# [About this task]
Look below and pull out each line with the word "icon".

# [Data for analysis]
----
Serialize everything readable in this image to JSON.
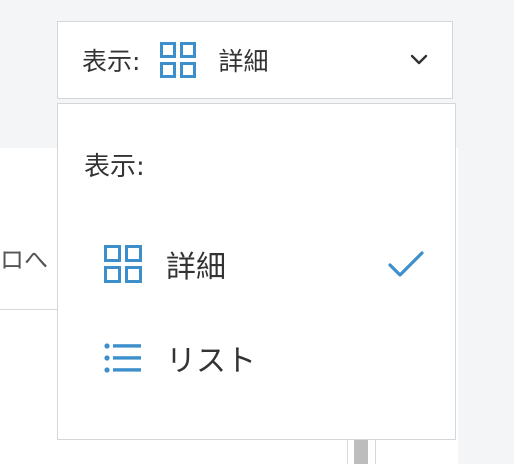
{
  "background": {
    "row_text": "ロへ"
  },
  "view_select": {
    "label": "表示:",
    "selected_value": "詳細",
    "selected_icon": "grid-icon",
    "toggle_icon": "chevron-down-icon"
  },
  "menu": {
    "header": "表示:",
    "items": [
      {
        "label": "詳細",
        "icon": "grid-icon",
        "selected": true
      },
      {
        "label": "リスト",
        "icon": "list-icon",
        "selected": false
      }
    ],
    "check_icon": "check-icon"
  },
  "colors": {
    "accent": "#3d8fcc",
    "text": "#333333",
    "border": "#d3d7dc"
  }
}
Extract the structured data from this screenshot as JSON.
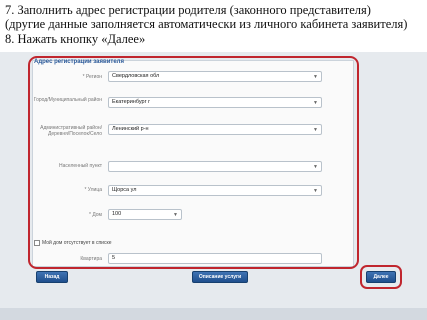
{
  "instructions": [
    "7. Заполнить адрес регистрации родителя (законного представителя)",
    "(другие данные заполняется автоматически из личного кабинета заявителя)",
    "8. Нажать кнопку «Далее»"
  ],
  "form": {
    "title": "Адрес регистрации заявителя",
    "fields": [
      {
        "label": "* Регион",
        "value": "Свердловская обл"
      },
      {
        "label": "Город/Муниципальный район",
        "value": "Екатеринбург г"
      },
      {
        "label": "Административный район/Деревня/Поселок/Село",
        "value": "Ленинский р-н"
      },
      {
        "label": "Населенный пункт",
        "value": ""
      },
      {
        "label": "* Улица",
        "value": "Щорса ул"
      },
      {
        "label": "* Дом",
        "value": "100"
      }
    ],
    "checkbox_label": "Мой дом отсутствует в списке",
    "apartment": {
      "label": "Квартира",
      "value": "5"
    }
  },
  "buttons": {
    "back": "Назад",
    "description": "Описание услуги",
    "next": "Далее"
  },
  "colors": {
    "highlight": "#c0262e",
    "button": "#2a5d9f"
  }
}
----
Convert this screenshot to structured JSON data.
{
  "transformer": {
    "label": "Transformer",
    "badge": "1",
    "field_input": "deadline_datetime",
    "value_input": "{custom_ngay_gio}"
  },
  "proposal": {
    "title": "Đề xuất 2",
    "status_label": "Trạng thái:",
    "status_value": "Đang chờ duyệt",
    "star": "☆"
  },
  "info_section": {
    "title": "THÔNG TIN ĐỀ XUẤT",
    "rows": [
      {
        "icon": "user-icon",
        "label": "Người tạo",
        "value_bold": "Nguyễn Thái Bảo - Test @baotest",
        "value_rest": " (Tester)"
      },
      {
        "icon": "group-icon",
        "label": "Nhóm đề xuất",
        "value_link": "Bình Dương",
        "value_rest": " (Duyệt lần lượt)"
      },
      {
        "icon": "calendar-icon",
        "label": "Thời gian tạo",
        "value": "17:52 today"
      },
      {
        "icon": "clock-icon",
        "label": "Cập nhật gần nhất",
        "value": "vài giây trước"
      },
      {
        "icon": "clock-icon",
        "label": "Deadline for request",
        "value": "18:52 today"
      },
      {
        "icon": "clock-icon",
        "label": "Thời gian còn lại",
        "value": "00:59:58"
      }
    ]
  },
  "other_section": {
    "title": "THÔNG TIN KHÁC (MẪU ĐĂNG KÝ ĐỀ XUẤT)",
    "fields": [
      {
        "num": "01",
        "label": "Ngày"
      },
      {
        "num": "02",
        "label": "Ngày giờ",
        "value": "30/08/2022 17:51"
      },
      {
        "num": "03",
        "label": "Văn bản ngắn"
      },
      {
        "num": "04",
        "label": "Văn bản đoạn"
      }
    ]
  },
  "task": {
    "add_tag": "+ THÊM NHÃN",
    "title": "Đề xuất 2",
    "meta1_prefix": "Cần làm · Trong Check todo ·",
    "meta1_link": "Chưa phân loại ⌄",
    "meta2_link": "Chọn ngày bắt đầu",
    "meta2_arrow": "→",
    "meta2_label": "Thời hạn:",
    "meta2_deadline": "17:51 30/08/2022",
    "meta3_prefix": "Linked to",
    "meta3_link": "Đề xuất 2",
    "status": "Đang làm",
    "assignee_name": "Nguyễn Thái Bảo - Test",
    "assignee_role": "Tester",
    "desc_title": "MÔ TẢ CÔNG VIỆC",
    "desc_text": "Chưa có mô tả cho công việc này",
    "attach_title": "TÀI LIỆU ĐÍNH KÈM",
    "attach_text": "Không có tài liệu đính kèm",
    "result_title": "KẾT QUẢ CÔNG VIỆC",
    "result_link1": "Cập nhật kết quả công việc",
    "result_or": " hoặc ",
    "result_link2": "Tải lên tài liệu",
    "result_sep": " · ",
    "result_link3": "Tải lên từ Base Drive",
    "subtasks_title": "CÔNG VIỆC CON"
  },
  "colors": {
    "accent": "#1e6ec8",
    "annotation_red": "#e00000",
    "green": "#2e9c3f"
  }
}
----
# [Answer box]
    "selected_icon": "grid-icon",
    "toggle_icon": "chevron-down-icon"
        "icon": "grid-icon",
        "icon": "list-icon",
    "check_icon": "check-icon"
        "icon": "user-icon",
        "icon": "group-icon",
        "icon": "calendar-icon",
        "icon": "clock-icon",
        "icon": "clock-icon",
        "icon": "clock-icon",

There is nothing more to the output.